SOURCE DATA
◆ ◆ ◆
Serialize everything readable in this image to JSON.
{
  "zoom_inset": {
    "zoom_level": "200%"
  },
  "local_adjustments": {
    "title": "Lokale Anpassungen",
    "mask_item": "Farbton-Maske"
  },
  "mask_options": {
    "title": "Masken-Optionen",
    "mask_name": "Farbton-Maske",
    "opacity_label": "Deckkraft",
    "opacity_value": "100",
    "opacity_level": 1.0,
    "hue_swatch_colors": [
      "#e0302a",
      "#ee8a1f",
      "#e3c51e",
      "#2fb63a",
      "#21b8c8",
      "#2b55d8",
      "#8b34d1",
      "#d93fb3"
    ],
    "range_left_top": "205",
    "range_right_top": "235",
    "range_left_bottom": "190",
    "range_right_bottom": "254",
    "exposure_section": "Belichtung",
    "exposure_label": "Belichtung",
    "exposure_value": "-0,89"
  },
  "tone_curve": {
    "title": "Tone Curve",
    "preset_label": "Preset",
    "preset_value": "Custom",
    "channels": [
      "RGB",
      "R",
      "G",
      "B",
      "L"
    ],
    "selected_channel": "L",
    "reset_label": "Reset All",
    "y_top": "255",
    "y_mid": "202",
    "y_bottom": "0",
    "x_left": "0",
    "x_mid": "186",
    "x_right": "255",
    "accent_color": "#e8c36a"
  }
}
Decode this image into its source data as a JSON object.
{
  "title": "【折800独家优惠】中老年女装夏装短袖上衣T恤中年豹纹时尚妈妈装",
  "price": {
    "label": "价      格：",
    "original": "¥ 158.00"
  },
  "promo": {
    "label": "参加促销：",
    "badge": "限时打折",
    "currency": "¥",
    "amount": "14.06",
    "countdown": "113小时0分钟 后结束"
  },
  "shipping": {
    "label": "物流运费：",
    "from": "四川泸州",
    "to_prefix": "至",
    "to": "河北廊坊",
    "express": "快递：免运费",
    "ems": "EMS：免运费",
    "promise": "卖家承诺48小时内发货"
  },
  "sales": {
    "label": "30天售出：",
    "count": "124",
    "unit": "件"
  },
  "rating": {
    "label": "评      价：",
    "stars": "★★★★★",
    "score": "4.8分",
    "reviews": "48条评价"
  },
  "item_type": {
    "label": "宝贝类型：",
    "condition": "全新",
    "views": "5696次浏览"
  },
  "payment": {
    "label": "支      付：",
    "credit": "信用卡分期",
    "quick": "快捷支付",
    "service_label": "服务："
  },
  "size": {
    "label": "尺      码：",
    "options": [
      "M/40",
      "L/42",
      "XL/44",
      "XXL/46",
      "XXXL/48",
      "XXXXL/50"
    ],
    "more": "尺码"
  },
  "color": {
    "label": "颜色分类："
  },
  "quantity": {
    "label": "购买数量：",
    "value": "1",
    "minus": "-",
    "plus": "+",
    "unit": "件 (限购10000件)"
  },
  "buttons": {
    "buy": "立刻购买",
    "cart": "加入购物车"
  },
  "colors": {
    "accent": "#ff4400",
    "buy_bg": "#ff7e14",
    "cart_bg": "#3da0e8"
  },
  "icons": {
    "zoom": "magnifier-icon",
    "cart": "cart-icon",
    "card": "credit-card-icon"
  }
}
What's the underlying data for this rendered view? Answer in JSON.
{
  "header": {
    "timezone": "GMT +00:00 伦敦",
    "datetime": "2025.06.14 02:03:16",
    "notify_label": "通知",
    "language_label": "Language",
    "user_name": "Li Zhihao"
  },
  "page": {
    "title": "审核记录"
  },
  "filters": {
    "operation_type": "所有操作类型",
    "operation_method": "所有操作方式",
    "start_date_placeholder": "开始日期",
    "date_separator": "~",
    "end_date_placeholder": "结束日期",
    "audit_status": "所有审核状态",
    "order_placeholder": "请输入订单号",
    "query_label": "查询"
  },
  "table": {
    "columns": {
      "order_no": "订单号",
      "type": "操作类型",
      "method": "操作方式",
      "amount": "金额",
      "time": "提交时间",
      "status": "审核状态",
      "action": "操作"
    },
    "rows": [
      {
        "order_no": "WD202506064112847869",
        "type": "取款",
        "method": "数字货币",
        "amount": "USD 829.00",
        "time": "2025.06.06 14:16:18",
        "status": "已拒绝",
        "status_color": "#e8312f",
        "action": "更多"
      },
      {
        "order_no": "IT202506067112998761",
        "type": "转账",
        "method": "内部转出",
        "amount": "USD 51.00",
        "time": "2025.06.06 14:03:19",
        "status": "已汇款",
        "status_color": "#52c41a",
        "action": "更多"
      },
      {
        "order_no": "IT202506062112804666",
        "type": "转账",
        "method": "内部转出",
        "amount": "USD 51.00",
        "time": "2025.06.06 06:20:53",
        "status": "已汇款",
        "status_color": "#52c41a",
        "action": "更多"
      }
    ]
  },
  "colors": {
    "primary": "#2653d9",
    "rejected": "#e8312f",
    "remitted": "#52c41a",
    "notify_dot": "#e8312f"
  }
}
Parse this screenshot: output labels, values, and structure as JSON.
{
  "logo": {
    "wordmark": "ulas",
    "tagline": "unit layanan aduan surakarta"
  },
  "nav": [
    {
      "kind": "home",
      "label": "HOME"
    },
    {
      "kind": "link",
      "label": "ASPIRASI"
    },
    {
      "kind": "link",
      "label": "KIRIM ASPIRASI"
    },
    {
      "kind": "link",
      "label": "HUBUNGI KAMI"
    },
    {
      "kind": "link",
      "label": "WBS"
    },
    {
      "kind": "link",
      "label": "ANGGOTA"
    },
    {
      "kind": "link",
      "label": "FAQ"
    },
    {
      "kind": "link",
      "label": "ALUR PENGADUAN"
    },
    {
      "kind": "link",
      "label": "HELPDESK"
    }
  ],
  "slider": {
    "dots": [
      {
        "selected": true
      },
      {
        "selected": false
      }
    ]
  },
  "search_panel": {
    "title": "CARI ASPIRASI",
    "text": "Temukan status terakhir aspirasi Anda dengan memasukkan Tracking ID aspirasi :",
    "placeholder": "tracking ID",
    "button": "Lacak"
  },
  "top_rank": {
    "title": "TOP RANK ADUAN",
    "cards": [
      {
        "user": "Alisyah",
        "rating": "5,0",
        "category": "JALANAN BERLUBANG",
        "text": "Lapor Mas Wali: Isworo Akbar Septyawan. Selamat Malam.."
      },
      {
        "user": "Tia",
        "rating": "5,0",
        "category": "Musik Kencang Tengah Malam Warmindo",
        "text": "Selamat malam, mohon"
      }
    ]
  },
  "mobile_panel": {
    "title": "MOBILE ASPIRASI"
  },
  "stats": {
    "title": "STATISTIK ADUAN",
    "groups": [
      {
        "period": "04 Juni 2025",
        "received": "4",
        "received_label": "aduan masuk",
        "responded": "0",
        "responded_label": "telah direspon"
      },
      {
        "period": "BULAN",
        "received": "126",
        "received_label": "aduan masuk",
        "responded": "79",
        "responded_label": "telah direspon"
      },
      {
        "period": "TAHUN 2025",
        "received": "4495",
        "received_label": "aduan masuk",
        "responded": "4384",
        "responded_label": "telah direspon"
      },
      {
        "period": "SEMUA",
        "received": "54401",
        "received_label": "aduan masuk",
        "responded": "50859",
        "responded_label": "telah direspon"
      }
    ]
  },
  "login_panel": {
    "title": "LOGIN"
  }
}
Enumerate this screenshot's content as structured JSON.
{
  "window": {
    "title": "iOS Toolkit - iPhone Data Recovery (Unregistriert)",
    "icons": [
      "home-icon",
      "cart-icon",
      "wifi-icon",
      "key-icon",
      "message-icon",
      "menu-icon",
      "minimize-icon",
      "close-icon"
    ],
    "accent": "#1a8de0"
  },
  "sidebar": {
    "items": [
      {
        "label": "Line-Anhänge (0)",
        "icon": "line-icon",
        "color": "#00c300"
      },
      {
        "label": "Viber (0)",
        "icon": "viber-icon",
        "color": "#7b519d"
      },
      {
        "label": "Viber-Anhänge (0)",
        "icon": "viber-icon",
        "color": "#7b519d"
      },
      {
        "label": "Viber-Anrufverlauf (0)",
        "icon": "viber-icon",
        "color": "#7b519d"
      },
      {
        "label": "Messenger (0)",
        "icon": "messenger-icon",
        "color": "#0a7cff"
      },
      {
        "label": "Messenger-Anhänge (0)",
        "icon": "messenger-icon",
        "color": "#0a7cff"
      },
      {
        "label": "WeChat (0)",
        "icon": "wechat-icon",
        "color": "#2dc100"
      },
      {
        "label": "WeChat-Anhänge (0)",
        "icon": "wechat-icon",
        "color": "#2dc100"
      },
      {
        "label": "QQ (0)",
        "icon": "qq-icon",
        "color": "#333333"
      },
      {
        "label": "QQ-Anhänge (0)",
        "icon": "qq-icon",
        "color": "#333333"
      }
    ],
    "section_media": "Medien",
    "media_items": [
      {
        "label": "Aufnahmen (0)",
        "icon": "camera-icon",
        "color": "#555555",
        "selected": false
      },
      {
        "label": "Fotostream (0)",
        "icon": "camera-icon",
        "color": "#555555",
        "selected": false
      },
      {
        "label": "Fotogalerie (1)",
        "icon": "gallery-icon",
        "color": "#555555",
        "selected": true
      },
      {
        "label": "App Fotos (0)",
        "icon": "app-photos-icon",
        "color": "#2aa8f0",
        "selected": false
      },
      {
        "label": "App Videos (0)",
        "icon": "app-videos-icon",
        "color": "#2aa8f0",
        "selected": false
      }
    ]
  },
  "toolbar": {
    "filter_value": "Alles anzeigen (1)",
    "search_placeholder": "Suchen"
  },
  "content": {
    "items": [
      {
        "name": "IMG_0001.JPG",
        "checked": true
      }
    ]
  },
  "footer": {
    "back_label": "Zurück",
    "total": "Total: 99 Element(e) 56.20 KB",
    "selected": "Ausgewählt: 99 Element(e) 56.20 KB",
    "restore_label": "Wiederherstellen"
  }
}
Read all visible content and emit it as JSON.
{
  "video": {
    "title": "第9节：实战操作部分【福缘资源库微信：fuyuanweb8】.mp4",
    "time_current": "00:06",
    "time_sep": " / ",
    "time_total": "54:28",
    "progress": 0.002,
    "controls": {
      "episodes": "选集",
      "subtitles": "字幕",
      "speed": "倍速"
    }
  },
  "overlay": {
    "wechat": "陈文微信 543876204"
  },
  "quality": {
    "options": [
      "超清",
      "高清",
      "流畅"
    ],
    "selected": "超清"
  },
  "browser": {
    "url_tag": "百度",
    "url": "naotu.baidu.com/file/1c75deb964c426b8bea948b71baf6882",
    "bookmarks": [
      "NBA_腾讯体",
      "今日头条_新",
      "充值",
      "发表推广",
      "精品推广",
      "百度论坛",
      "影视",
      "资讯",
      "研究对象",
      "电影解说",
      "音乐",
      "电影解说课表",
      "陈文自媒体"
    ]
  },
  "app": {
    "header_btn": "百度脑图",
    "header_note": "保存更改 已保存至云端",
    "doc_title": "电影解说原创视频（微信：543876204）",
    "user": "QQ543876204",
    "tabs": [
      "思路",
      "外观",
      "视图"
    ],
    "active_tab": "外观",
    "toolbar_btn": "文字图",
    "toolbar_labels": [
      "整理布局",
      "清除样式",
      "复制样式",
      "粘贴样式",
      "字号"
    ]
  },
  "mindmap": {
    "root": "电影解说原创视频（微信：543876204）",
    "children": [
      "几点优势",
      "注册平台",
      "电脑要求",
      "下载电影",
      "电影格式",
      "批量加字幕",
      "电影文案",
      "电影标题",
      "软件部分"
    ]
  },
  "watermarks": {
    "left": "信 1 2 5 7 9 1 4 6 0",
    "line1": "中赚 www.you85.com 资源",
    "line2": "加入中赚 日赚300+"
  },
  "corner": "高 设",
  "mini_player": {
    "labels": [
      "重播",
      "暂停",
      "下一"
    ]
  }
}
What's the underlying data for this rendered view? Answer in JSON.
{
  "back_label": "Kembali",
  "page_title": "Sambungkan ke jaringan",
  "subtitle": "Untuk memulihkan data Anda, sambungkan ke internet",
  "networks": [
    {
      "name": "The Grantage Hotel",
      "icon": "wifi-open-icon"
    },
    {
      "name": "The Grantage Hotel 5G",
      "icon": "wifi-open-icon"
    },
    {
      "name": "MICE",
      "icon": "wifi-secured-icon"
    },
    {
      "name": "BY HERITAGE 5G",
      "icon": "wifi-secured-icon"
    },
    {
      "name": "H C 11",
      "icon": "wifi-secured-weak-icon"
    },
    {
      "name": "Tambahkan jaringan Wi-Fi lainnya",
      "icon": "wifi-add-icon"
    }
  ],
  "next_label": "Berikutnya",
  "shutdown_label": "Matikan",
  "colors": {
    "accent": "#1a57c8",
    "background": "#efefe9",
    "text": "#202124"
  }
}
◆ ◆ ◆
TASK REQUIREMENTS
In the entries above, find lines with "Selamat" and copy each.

TASK RESPONSE
        "text": "Lapor Mas Wali: Isworo Akbar Septyawan. Selamat Malam.."
        "text": "Selamat malam, mohon"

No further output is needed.